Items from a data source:

[Start of section]

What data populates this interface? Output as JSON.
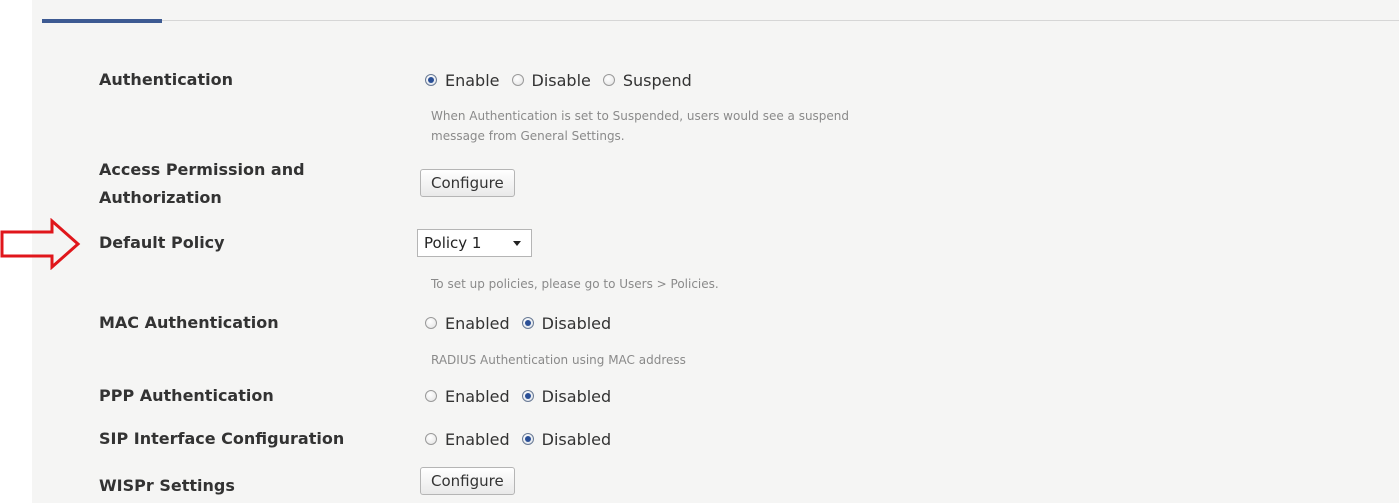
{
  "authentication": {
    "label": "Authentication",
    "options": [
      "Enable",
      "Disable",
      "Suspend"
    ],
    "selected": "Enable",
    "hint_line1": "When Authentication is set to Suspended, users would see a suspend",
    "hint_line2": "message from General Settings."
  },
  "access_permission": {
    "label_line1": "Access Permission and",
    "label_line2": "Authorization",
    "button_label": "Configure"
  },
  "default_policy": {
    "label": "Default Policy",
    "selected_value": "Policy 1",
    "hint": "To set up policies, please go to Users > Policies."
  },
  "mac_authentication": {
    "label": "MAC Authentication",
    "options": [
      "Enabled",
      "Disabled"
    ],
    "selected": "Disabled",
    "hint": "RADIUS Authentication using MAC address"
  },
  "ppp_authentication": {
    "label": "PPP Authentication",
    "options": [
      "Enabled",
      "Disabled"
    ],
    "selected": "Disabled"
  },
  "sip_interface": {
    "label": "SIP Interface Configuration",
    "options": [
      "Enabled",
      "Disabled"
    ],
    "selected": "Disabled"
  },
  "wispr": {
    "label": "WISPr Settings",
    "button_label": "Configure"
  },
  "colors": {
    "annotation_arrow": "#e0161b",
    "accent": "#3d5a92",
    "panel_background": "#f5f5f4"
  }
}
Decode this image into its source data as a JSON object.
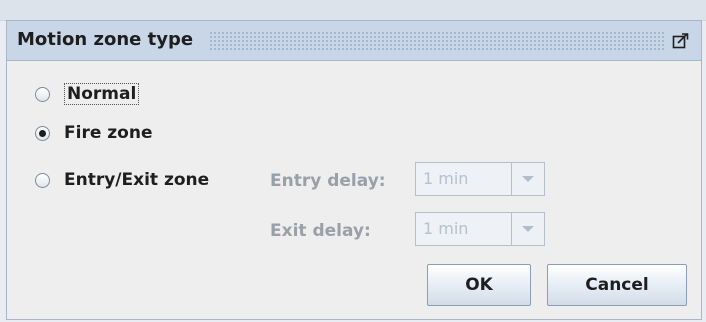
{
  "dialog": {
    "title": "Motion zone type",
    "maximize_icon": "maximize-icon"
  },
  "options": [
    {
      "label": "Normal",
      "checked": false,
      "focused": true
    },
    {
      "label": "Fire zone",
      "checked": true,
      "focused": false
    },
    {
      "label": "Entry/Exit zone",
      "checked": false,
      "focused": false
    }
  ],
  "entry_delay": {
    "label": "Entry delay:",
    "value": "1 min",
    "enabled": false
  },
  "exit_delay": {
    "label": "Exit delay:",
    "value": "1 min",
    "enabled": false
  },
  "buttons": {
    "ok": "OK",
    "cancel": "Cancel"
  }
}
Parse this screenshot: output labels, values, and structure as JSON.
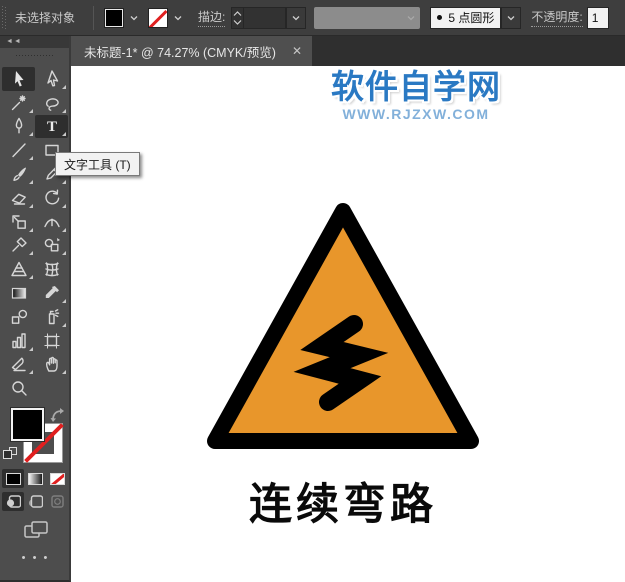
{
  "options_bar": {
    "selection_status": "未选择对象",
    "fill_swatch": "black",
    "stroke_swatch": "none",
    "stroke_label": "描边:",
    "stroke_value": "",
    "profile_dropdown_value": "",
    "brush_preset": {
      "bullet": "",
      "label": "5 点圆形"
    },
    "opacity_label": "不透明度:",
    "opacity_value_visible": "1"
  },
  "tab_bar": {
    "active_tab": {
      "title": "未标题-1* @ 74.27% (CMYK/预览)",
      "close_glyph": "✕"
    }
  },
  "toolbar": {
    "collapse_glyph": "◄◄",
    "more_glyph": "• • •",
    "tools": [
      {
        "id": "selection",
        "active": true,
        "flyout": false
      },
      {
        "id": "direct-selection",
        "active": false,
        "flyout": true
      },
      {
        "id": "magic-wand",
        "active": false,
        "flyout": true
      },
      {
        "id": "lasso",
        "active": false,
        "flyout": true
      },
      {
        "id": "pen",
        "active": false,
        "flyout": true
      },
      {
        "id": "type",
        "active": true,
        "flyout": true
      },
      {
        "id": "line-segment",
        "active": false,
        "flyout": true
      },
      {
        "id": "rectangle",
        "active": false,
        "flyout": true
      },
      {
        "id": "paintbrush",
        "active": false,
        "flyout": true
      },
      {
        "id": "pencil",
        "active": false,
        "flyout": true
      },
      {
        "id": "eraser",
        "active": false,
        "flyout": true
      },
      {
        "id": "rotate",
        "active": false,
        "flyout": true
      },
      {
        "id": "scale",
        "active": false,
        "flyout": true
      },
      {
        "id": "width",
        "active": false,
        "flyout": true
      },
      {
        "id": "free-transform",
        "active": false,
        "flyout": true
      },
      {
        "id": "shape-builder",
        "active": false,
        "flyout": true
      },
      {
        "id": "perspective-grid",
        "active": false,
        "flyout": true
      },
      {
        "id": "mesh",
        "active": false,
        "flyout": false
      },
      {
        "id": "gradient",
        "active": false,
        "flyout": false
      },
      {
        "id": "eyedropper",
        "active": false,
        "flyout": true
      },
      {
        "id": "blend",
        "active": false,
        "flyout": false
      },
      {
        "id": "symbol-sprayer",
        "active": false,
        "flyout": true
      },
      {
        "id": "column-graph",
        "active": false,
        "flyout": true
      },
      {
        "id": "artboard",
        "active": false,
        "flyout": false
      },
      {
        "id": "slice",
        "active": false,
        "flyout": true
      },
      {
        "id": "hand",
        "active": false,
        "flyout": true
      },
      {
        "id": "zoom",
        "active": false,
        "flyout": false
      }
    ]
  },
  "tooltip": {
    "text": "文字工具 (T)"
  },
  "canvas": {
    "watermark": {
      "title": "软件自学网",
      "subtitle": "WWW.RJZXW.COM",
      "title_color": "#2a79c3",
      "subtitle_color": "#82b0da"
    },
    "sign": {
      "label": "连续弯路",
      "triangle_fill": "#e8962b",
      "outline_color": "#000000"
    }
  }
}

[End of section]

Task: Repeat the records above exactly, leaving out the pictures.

Response below:
What data populates this interface? Output as JSON.
{
  "authentication": {
    "label": "Authentication",
    "options": [
      "Enable",
      "Disable",
      "Suspend"
    ],
    "selected": "Enable",
    "hint_line1": "When Authentication is set to Suspended, users would see a suspend",
    "hint_line2": "message from General Settings."
  },
  "access_permission": {
    "label_line1": "Access Permission and",
    "label_line2": "Authorization",
    "button_label": "Configure"
  },
  "default_policy": {
    "label": "Default Policy",
    "selected_value": "Policy 1",
    "hint": "To set up policies, please go to Users > Policies."
  },
  "mac_authentication": {
    "label": "MAC Authentication",
    "options": [
      "Enabled",
      "Disabled"
    ],
    "selected": "Disabled",
    "hint": "RADIUS Authentication using MAC address"
  },
  "ppp_authentication": {
    "label": "PPP Authentication",
    "options": [
      "Enabled",
      "Disabled"
    ],
    "selected": "Disabled"
  },
  "sip_interface": {
    "label": "SIP Interface Configuration",
    "options": [
      "Enabled",
      "Disabled"
    ],
    "selected": "Disabled"
  },
  "wispr": {
    "label": "WISPr Settings",
    "button_label": "Configure"
  },
  "colors": {
    "annotation_arrow": "#e0161b",
    "accent": "#3d5a92",
    "panel_background": "#f5f5f4"
  }
}
Decode this image into its source data as a JSON object.
{
  "dialog": {
    "title": "Motion zone type",
    "maximize_icon": "maximize-icon"
  },
  "options": [
    {
      "label": "Normal",
      "checked": false,
      "focused": true
    },
    {
      "label": "Fire zone",
      "checked": true,
      "focused": false
    },
    {
      "label": "Entry/Exit zone",
      "checked": false,
      "focused": false
    }
  ],
  "entry_delay": {
    "label": "Entry delay:",
    "value": "1 min",
    "enabled": false
  },
  "exit_delay": {
    "label": "Exit delay:",
    "value": "1 min",
    "enabled": false
  },
  "buttons": {
    "ok": "OK",
    "cancel": "Cancel"
  }
}
Parse this screenshot: output labels, values, and structure as JSON.
{
  "options_bar": {
    "selection_status": "未选择对象",
    "fill_swatch": "black",
    "stroke_swatch": "none",
    "stroke_label": "描边:",
    "stroke_value": "",
    "profile_dropdown_value": "",
    "brush_preset": {
      "bullet": "",
      "label": "5 点圆形"
    },
    "opacity_label": "不透明度:",
    "opacity_value_visible": "1"
  },
  "tab_bar": {
    "active_tab": {
      "title": "未标题-1* @ 74.27% (CMYK/预览)",
      "close_glyph": "✕"
    }
  },
  "toolbar": {
    "collapse_glyph": "◄◄",
    "more_glyph": "• • •",
    "tools": [
      {
        "id": "selection",
        "active": true,
        "flyout": false
      },
      {
        "id": "direct-selection",
        "active": false,
        "flyout": true
      },
      {
        "id": "magic-wand",
        "active": false,
        "flyout": true
      },
      {
        "id": "lasso",
        "active": false,
        "flyout": true
      },
      {
        "id": "pen",
        "active": false,
        "flyout": true
      },
      {
        "id": "type",
        "active": true,
        "flyout": true
      },
      {
        "id": "line-segment",
        "active": false,
        "flyout": true
      },
      {
        "id": "rectangle",
        "active": false,
        "flyout": true
      },
      {
        "id": "paintbrush",
        "active": false,
        "flyout": true
      },
      {
        "id": "pencil",
        "active": false,
        "flyout": true
      },
      {
        "id": "eraser",
        "active": false,
        "flyout": true
      },
      {
        "id": "rotate",
        "active": false,
        "flyout": true
      },
      {
        "id": "scale",
        "active": false,
        "flyout": true
      },
      {
        "id": "width",
        "active": false,
        "flyout": true
      },
      {
        "id": "free-transform",
        "active": false,
        "flyout": true
      },
      {
        "id": "shape-builder",
        "active": false,
        "flyout": true
      },
      {
        "id": "perspective-grid",
        "active": false,
        "flyout": true
      },
      {
        "id": "mesh",
        "active": false,
        "flyout": false
      },
      {
        "id": "gradient",
        "active": false,
        "flyout": false
      },
      {
        "id": "eyedropper",
        "active": false,
        "flyout": true
      },
      {
        "id": "blend",
        "active": false,
        "flyout": false
      },
      {
        "id": "symbol-sprayer",
        "active": false,
        "flyout": true
      },
      {
        "id": "column-graph",
        "active": false,
        "flyout": true
      },
      {
        "id": "artboard",
        "active": false,
        "flyout": false
      },
      {
        "id": "slice",
        "active": false,
        "flyout": true
      },
      {
        "id": "hand",
        "active": false,
        "flyout": true
      },
      {
        "id": "zoom",
        "active": false,
        "flyout": false
      }
    ]
  },
  "tooltip": {
    "text": "文字工具 (T)"
  },
  "canvas": {
    "watermark": {
      "title": "软件自学网",
      "subtitle": "WWW.RJZXW.COM",
      "title_color": "#2a79c3",
      "subtitle_color": "#82b0da"
    },
    "sign": {
      "label": "连续弯路",
      "triangle_fill": "#e8962b",
      "outline_color": "#000000"
    }
  }
}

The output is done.